I’ll just admit it; I’m jealous of those that can celebrate the holiday season with St. Agnes Fountain’s live and newly recorded music “The Twelve Years of Christmas.” In a season filled with holiday albums and tours from artists ranging from Olivia Newton-John and John Travolta to Cee Lo Green, the just-released St. Agnes Fountain album is truly a holiday jewel of re-imagined traditional and more contemporary music. Like most jewels, this one is rare. It’s available, for now anyway, only at the Aggies’ concerts, which are only in the U.K. Yet even those that need to wait to purchase copies should not miss the chance.
The quartet – acoustic guitarist, songwriter and author David Hughes, Fairport Convention’s Chris Leslie, and award-winning folk duo Chris While and Julie Matthews – have created a 13-track holiday album that sways from reverent to lighthearted to downright humorous especially on Hughes’ witty “Christmas Thoughts and Prayers,” a true hoot. But overall, the collection is as warm and intimate as a cup of cocoa on a cold winter night.
It’s a fair bet that the acoustic version of the J.S. Bach classic “In Dulci Jubilo” will rightly receive the most notice from critics and fans.
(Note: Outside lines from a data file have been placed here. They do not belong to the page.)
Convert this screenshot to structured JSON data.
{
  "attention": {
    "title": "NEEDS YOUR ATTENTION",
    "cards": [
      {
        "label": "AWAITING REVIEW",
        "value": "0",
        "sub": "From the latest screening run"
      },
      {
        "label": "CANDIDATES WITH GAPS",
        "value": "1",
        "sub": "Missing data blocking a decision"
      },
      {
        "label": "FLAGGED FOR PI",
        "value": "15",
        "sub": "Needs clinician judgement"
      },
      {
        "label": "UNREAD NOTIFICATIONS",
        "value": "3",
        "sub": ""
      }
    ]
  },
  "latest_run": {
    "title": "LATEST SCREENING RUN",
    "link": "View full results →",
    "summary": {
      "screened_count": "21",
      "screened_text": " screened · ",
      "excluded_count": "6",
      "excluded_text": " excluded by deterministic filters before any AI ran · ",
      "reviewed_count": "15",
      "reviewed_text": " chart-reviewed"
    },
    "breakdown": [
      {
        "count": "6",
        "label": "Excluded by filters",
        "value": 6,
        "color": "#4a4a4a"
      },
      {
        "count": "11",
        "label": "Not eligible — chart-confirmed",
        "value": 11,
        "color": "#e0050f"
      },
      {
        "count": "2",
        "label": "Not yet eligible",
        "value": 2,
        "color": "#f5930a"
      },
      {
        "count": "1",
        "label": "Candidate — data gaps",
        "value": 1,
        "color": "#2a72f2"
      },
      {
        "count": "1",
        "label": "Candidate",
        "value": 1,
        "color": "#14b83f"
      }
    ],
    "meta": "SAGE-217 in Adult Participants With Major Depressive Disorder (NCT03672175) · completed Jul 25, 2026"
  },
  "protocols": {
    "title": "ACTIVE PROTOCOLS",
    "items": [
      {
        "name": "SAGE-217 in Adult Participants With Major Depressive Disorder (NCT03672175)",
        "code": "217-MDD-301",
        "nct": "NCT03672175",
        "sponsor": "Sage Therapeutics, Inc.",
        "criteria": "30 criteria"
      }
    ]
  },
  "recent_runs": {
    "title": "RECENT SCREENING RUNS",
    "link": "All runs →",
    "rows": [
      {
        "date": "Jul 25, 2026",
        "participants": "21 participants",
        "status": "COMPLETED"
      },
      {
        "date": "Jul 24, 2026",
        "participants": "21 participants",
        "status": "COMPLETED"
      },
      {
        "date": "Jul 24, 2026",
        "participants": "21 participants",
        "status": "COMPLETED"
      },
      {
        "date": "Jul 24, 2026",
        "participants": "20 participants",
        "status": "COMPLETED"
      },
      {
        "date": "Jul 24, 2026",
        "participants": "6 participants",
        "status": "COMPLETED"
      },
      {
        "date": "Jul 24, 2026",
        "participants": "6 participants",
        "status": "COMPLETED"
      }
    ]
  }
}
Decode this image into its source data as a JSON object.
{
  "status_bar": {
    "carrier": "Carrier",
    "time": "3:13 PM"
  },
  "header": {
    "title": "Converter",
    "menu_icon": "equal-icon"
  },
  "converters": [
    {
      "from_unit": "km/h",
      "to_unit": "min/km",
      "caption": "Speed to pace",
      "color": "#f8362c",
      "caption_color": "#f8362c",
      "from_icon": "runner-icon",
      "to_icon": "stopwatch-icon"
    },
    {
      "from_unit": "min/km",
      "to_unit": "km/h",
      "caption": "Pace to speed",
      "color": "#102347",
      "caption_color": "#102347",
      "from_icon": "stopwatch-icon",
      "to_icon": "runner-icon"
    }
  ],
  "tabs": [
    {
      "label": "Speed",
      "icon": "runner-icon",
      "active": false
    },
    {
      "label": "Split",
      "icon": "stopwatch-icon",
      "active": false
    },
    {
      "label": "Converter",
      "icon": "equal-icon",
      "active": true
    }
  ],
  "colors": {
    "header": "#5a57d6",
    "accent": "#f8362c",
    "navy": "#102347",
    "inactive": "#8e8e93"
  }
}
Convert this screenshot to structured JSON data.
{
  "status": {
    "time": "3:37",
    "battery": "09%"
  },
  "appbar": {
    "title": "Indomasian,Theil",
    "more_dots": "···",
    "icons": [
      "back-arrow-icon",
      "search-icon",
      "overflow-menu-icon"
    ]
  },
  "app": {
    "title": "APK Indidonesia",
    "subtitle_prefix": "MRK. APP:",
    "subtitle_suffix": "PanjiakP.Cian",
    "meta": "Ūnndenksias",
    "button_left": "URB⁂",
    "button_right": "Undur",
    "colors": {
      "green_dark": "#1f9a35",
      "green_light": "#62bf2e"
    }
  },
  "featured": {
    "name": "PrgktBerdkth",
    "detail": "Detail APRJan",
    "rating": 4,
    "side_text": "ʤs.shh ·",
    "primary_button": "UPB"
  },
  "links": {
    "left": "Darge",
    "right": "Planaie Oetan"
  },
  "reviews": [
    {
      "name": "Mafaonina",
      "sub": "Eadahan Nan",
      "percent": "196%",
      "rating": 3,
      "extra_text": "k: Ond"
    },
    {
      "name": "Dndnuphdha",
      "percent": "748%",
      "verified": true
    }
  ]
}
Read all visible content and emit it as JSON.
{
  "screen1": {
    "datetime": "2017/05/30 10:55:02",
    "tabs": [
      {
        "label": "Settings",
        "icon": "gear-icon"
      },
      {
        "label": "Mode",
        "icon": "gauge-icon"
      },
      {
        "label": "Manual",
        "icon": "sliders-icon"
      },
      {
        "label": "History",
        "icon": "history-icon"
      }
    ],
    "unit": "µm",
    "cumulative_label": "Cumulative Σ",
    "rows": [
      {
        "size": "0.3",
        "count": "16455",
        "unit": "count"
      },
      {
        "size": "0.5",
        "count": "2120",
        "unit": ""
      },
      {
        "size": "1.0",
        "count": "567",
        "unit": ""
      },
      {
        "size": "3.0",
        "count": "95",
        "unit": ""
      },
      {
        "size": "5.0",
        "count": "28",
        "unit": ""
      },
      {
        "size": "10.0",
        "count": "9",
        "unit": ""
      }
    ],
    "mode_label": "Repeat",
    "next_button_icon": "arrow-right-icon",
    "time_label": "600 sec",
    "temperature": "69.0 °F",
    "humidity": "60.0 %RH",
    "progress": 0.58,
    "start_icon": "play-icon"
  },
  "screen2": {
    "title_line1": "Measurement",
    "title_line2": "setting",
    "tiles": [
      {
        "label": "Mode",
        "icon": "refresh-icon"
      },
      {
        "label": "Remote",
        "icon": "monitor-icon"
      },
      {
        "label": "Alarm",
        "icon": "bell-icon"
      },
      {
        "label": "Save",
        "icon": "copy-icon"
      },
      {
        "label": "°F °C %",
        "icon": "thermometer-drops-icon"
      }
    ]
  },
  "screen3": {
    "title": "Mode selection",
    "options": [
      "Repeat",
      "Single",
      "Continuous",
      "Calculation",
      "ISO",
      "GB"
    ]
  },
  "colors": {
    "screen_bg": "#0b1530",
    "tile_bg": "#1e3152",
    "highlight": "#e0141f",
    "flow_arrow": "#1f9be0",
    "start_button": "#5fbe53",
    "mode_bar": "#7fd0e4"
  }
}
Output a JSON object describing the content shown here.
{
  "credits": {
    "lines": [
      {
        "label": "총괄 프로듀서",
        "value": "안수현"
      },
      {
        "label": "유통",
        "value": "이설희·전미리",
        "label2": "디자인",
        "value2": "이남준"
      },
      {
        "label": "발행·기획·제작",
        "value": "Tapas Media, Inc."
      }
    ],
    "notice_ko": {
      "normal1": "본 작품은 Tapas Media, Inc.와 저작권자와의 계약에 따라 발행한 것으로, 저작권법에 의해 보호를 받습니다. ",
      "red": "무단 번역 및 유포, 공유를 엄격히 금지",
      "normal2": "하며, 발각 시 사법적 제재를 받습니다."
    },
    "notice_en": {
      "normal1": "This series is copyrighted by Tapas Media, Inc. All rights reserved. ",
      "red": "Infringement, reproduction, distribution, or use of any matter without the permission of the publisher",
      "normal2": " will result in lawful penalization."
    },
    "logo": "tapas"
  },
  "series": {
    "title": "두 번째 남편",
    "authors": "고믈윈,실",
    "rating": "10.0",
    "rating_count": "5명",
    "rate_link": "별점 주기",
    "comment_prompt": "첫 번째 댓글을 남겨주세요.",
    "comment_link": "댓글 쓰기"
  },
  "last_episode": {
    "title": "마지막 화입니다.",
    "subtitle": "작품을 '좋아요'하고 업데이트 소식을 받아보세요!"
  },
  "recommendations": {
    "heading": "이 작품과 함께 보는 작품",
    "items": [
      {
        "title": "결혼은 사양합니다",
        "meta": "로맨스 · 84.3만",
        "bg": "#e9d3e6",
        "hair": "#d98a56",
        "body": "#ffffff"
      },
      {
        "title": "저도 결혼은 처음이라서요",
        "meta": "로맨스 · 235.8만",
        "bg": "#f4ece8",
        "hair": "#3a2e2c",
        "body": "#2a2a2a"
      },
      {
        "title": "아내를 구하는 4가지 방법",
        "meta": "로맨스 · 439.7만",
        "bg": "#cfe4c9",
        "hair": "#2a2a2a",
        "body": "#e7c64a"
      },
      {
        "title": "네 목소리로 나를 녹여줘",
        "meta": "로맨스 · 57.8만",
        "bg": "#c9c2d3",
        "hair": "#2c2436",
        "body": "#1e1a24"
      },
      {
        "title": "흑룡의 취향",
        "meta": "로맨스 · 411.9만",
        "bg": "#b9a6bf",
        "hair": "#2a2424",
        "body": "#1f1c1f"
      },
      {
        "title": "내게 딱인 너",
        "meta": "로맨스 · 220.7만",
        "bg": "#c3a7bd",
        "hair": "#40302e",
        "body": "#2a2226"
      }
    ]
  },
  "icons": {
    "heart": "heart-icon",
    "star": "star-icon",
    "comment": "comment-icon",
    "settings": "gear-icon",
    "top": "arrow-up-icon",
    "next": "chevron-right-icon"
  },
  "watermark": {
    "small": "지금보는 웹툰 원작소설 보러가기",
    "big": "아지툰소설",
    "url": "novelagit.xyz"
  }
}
Yet other songs – notably the breathtakingly beautiful “All Through the Night” that features Chris Leslie’s haunting, angelic lead vocals – are equally deserving of rich acclaim. Other don’t miss tracks include Beth Nielsen Chapman’s elegant “There’s Still My Joy,” and the joyful “Ding Dong Merrily on High.”
Indeed, this album is just another reminder of why St. Agnes Fountains deservedly carry the “super group” moniker though they speak to individual listener’s hearts.